Java it up in the ship buffet. I’ve often extolled the virtues of Windjamming it (Royal Caribbean), Horizon Courting it (Princess) or Oceanviewing it (Celebrity) at dinner. The ship’s buffets are mostly ghostly at dinner time, so if you want a place to read, write or game your smartphone, with a mug of coffee by your side, they’re a great place to hide. And who knows, there may just be a dessert there, too, with your name written all over it.

The Central Park that’s safe at night. Our all-time favorite space is Central Park. This Royal
Central Park after hours on Allure of the Seas
Caribbean Oasis class “neighborhood” can be all abuzz by day—especially when the lunchtime crowds converge at Park Café—but it’s a lovely site at night. It’s empty and serene, small lights twinkle among the greenery and cushioned chairs tucked here and there make it a really calming way to end your day.

Then, there are always nooks and crannies on every ship, but you need to round a corner, venture a hallway or do a different deck sometimes to find them. You’ll be glad you did.

Friday, July 22, 2016

The Bright Side of Rainy Weather

In the spirit of “imitation is the sincerest form of flattery,” for this posting, I’m going to borrow a topic from, a good site for cruise news and tips, pricing out trips, port cams and the like. Their article, “Top 10 Things to Do on a Rainy Day,” has some great suggestions, but I’m going to add some of my own ways to avoid cabin fever on those rainy days at sea:
Make the best of those soggy patches! (Above, "Splish Splash" aqua show on Oasis of the Seas)
Start a journal—I do one each cruise and never regret it. While it’s a bit of work, it’s a way to capture memories, thoughts and observations, and remind you of smaller things you may forget. It’s especially handy when planning your next cruise (or for writing a review of your trip…or a blog like mine!).

The author and spouse release their inner artsy-fartsy and 
have a ball on Oasis of the Seas.
Get a head start on dealing with your photos—If you’ve brought a laptop, download photos from your camera or phone and begin the lovely task of organizing/deleting/editing. You’ll appreciate that you made a dent in this when you get back home.

Roam the ship with your camera—Be goofy and creative. Take photos of you and your companions in the elevator mirror.
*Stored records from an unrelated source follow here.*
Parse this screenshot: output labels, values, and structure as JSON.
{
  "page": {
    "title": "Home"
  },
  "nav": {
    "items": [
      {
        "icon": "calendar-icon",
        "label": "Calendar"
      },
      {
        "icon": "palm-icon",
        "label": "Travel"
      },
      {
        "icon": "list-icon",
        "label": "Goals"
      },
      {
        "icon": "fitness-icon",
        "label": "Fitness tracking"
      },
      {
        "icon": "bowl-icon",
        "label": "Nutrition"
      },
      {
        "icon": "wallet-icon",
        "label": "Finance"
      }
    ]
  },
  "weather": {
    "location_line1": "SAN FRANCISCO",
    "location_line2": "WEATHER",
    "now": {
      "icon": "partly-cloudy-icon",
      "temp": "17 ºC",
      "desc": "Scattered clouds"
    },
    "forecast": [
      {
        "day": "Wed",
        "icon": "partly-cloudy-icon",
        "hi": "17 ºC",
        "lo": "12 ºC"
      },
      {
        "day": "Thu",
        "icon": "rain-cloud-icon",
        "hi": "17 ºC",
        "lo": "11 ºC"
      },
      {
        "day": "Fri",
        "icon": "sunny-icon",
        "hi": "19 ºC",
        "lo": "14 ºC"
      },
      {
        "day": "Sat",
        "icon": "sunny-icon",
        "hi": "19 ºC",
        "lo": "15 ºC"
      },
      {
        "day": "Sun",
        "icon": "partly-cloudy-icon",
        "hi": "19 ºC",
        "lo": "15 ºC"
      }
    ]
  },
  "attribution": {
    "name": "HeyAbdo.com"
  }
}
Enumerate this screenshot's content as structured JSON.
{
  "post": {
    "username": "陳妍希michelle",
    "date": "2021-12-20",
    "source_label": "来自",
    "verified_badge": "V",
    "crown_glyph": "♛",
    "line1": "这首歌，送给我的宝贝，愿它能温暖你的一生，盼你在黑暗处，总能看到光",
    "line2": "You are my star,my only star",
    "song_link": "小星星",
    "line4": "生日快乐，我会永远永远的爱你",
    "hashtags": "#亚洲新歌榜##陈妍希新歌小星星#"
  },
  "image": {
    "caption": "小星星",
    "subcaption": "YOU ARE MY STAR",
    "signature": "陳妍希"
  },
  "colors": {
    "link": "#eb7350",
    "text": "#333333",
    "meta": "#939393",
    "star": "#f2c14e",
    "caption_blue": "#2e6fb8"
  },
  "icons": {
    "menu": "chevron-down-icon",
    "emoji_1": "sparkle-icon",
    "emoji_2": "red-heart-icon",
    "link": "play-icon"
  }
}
In the shops holding an “I love cruising” tee-shirt. In front of murals. Do a selfie by photographing your reflection in a glass door. You’ll be amazed how much you’ll notice for the first time once you pull out a camera. See Fun Ship Photography: Releasing Your Inner Artsy-Fartsy for some ideas and shots.

Break your routine—Always lunch in the buffet? Try a specialty restaurant—some of them don’t charge for lunch. And Royal Caribbean ships have lunch in the main dining room on sea days, featuring the massive “Tutti” salad bar spread that lets you load up on lettuce—but also meats, veggies, cheeses and great bread (note: the hours are tight; look for them in the ship newsletter).

Book the next one—Visit the sales office to book your next cruise and enjoy a smile when you see the line forming there the last day of the trip.

But the very best way to spend a wet day? Sleep late. Eat late. And just relax. Think of it as saving your energy for when the sun comes back out. And, hey, this is the Caribbean—the sun will come out!